    On time when my wife and kids were on vacation with another family (my wife and I were atheists by this time) we were just sitting around at the end of the day chatting with our friends and the kids were watching TV or goofing around. The Discovery Channel was running some show about demon possession and without me even really realizing it my son took an interest. He was around 12 and he knew our position on religion, etc. and he had been inoculated, but not as much as I had thought apparently. He was horrified after 20 minutes, I had to turn the channel, it really distressed him until I was able to talk him down and bring him back to reality. It was then that I got a picture of my own 12 year old self being taught about demon possession in school and the devil and hell. I knew it had really affected me but it wasn’t until I saw his brief reaction to 20 minutes of TV and then thought about the number of years I lived being terrified, literal sleepless nights, near sleepless nights interspersed with night terrors, etc. that I realized the damage it did.

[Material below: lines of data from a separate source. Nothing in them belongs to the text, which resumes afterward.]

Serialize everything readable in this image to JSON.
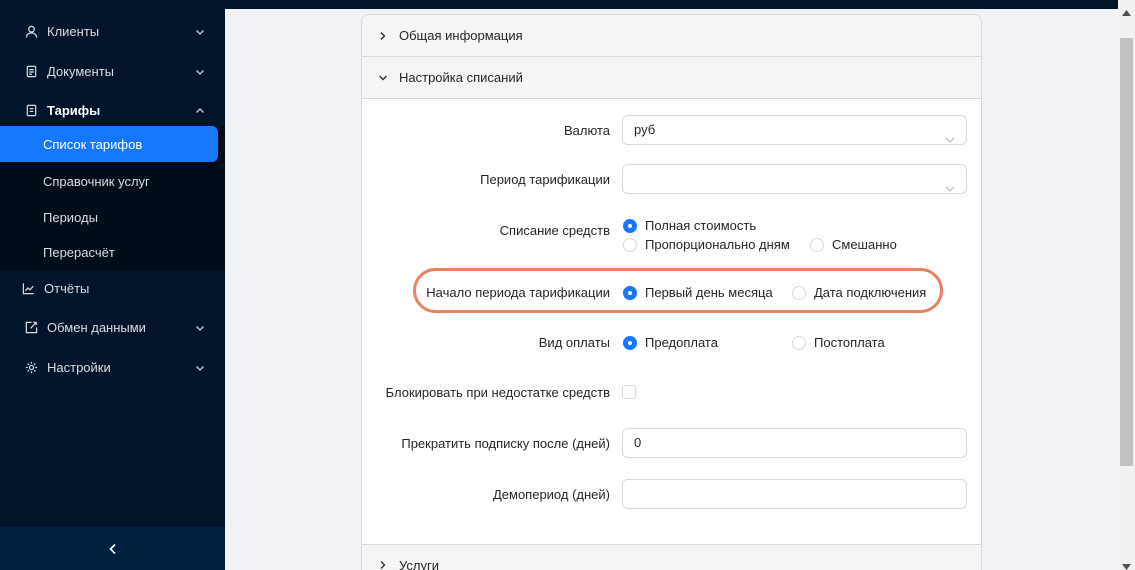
{
  "sidebar": {
    "items": [
      {
        "label": "Клиенты",
        "icon": "user-icon"
      },
      {
        "label": "Документы",
        "icon": "document-icon"
      },
      {
        "label": "Тарифы",
        "icon": "tariff-icon"
      },
      {
        "label": "Отчёты",
        "icon": "chart-icon"
      },
      {
        "label": "Обмен данными",
        "icon": "exchange-icon"
      },
      {
        "label": "Настройки",
        "icon": "gear-icon"
      }
    ],
    "submenu": [
      {
        "label": "Список тарифов",
        "active": true
      },
      {
        "label": "Справочник услуг"
      },
      {
        "label": "Периоды"
      },
      {
        "label": "Перерасчёт"
      }
    ]
  },
  "panels": {
    "general": "Общая информация",
    "charges": "Настройка списаний",
    "services": "Услуги"
  },
  "form": {
    "currency": {
      "label": "Валюта",
      "value": "руб"
    },
    "period": {
      "label": "Период тарификации",
      "value": ""
    },
    "charging": {
      "label": "Списание средств",
      "options": [
        "Полная стоимость",
        "Пропорционально дням",
        "Смешанно"
      ],
      "selected": "Полная стоимость"
    },
    "period_start": {
      "label": "Начало периода тарификации",
      "options": [
        "Первый день месяца",
        "Дата подключения"
      ],
      "selected": "Первый день месяца"
    },
    "payment": {
      "label": "Вид оплаты",
      "options": [
        "Предоплата",
        "Постоплата"
      ],
      "selected": "Предоплата"
    },
    "block": {
      "label": "Блокировать при недостатке средств",
      "checked": false
    },
    "stop_after": {
      "label": "Прекратить подписку после (дней)",
      "value": "0"
    },
    "demo": {
      "label": "Демопериод (дней)",
      "value": ""
    }
  },
  "colors": {
    "accent": "#1677ff",
    "sidebar": "#001529",
    "highlight": "#ea8364"
  }
}
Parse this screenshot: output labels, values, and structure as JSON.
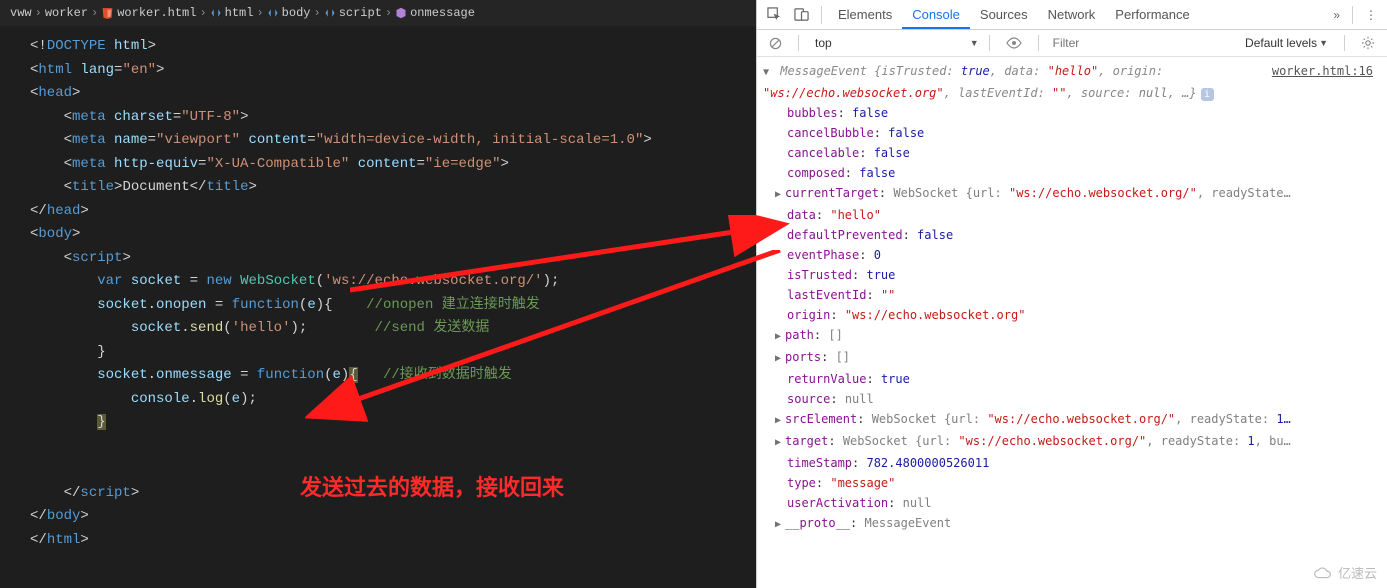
{
  "breadcrumbs": {
    "root": "vww",
    "folder": "worker",
    "file": "worker.html",
    "path1": "html",
    "path2": "body",
    "path3": "script",
    "path4": "onmessage"
  },
  "code": {
    "doctype_open": "<!",
    "doctype": "DOCTYPE",
    "html_kw": " html",
    "html_open": "html",
    "lang_attr": "lang",
    "lang_val": "\"en\"",
    "head": "head",
    "meta": "meta",
    "charset_attr": "charset",
    "charset_val": "\"UTF-8\"",
    "name_attr": "name",
    "viewport_val": "\"viewport\"",
    "content_attr": "content",
    "content_vp": "\"width=device-width, initial-scale=1.0\"",
    "httpequiv_attr": "http-equiv",
    "httpequiv_val": "\"X-UA-Compatible\"",
    "ieedge_val": "\"ie=edge\"",
    "title": "title",
    "title_text": "Document",
    "body": "body",
    "script": "script",
    "var_kw": "var",
    "socket": "socket",
    "eq": " = ",
    "new_kw": "new",
    "ws_type": "WebSocket",
    "ws_url": "'ws://echo.websocket.org/'",
    "onopen": "onopen",
    "fn_kw": "function",
    "param_e": "e",
    "cmt_onopen": "//onopen 建立连接时触发",
    "send_fn": "send",
    "hello": "'hello'",
    "cmt_send": "//send 发送数据",
    "onmessage": "onmessage",
    "cmt_onmsg": "//接收到数据时触发",
    "console": "console",
    "log_fn": "log"
  },
  "annotation": "发送过去的数据，接收回来",
  "devtools": {
    "tabs": {
      "elements": "Elements",
      "console": "Console",
      "sources": "Sources",
      "network": "Network",
      "performance": "Performance"
    },
    "toolbar": {
      "context": "top",
      "filter_placeholder": "Filter",
      "levels": "Default levels"
    },
    "src_link": "worker.html:16",
    "head": {
      "cls": "MessageEvent",
      "isTrusted_k": "isTrusted",
      "isTrusted_v": "true",
      "data_k": "data",
      "data_v": "\"hello\"",
      "origin_k": "origin",
      "origin_v": "\"ws://echo.websocket.org\"",
      "lastEventId_k": "lastEventId",
      "lastEventId_v": "\"\"",
      "source_k": "source",
      "source_v": "null"
    },
    "props": {
      "bubbles_k": "bubbles",
      "bubbles_v": "false",
      "cancelBubble_k": "cancelBubble",
      "cancelBubble_v": "false",
      "cancelable_k": "cancelable",
      "cancelable_v": "false",
      "composed_k": "composed",
      "composed_v": "false",
      "currentTarget_k": "currentTarget",
      "currentTarget_t": "WebSocket",
      "currentTarget_url": "\"ws://echo.websocket.org/\"",
      "currentTarget_rs": "readyState…",
      "data_k": "data",
      "data_v": "\"hello\"",
      "defaultPrevented_k": "defaultPrevented",
      "defaultPrevented_v": "false",
      "eventPhase_k": "eventPhase",
      "eventPhase_v": "0",
      "isTrusted_k": "isTrusted",
      "isTrusted_v": "true",
      "lastEventId_k": "lastEventId",
      "lastEventId_v": "\"\"",
      "origin_k": "origin",
      "origin_v": "\"ws://echo.websocket.org\"",
      "path_k": "path",
      "path_v": "[]",
      "ports_k": "ports",
      "ports_v": "[]",
      "returnValue_k": "returnValue",
      "returnValue_v": "true",
      "source_k": "source",
      "source_v": "null",
      "srcElement_k": "srcElement",
      "srcElement_t": "WebSocket",
      "srcElement_url": "\"ws://echo.websocket.org/\"",
      "srcElement_rs_k": "readyState",
      "srcElement_rs_v": "1…",
      "target_k": "target",
      "target_t": "WebSocket",
      "target_url": "\"ws://echo.websocket.org/\"",
      "target_rs_k": "readyState",
      "target_rs_v": "1",
      "target_more": "bu…",
      "timeStamp_k": "timeStamp",
      "timeStamp_v": "782.4800000526011",
      "type_k": "type",
      "type_v": "\"message\"",
      "userActivation_k": "userActivation",
      "userActivation_v": "null",
      "proto_k": "__proto__",
      "proto_v": "MessageEvent"
    }
  },
  "watermark": "亿速云"
}
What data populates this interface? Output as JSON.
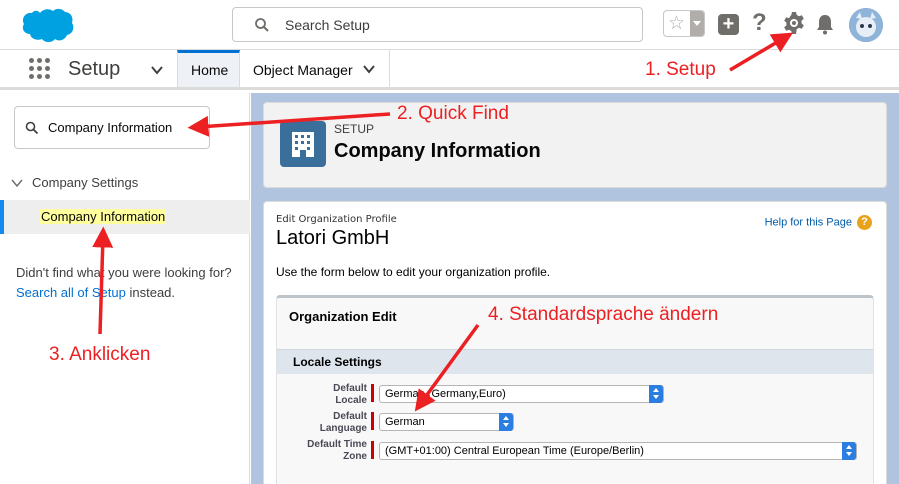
{
  "header": {
    "search_placeholder": "Search Setup",
    "icons": [
      "salesforce-cloud-icon",
      "search-icon",
      "star-icon",
      "plus-icon",
      "help-icon",
      "gear-icon",
      "bell-icon",
      "avatar"
    ]
  },
  "nav": {
    "app_name": "Setup",
    "tabs": [
      {
        "label": "Home",
        "active": true
      },
      {
        "label": "Object Manager",
        "active": false
      }
    ]
  },
  "sidebar": {
    "quick_find_value": "Company Information",
    "tree_parent": "Company Settings",
    "tree_child": "Company Information",
    "not_found_text": "Didn't find what you were looking for?",
    "search_all_link": "Search all of Setup",
    "instead_text": "instead."
  },
  "page_header": {
    "eyebrow": "SETUP",
    "title": "Company Information"
  },
  "content": {
    "eyebrow": "Edit Organization Profile",
    "org_name": "Latori GmbH",
    "help_link": "Help for this Page",
    "intro": "Use the form below to edit your organization profile.",
    "block_title": "Organization Edit",
    "section_title": "Locale Settings",
    "fields": [
      {
        "label_1": "Default",
        "label_2": "Locale",
        "value": "German (Germany,Euro)"
      },
      {
        "label_1": "Default",
        "label_2": "Language",
        "value": "German"
      },
      {
        "label_1": "Default Time",
        "label_2": "Zone",
        "value": "(GMT+01:00) Central European Time (Europe/Berlin)"
      }
    ]
  },
  "annotations": {
    "step1": "1. Setup",
    "step2": "2. Quick Find",
    "step3": "3. Anklicken",
    "step4": "4. Standardsprache ändern",
    "color": "#ec1f22"
  },
  "colors": {
    "brand_blue": "#00a1e0",
    "accent": "#0070d2",
    "page_bg": "#b0c4df"
  }
}
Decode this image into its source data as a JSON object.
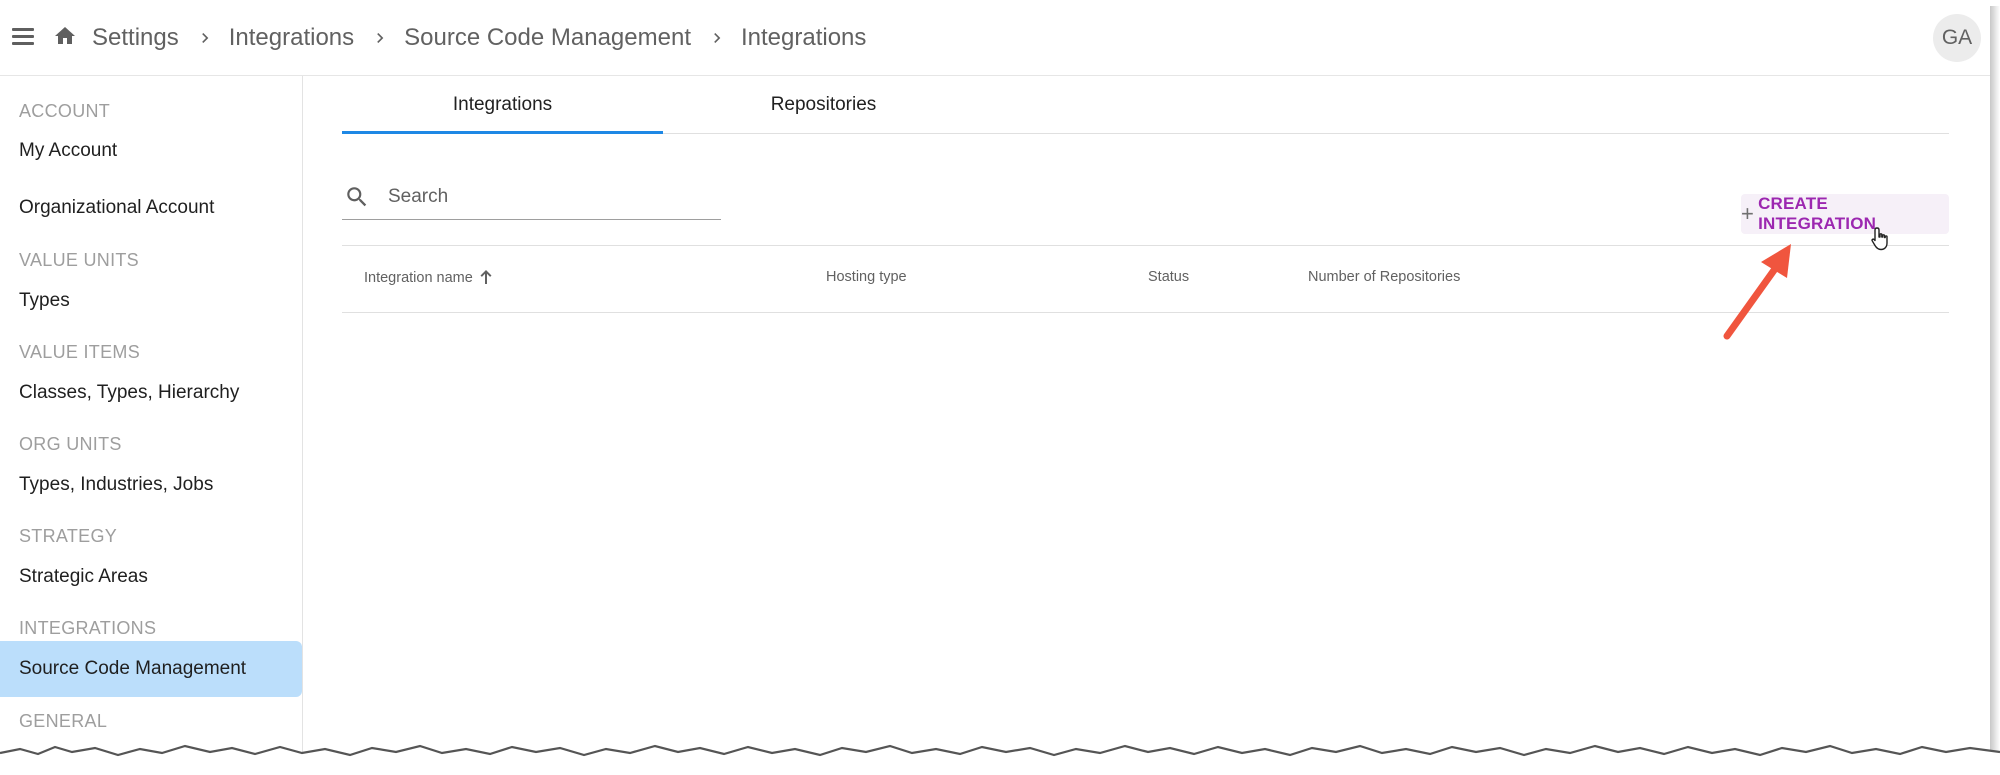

Regardless whether the adults believed the stuff they taught me or not, it was abusive.

  • Sandra

    I wondered the same thing.
    I later talked with our resident geologist (whom I loved) who had also dealt with religious nutjobs in the past, and he said that some homeschool programs need to ‘check off a science box’ in order to be accreditaded (sorry don’t know how to spell that).
    I thought it was very rude of them… when have you ever heard of Natural Science employees (or Atheists) going to a creationist church and openly disparaging them? I would never dream of doing that.

  • MadScientist1023

    Yeah, it is extremely rude. When atheists visit creationist “museums” we wait until we leave to talk about them.

  • Lilly Munster

    No. Do not tolerate anyone in your child’s school who is illegally indoctrinating your child. NOT for a minute. If they get away with it, even for a while, and then you stop it, it will be YOUR child who is bullied and shamed for objecting to the “we have always done it this way” bigots. Stop it cold. You just KNOW if the teacher is reading bible stores, that teacher is also selling Jesus, with guilt and threats of being punished….both in hell and in the classroom.
    Stop them dead in their tracks. They are abusing children.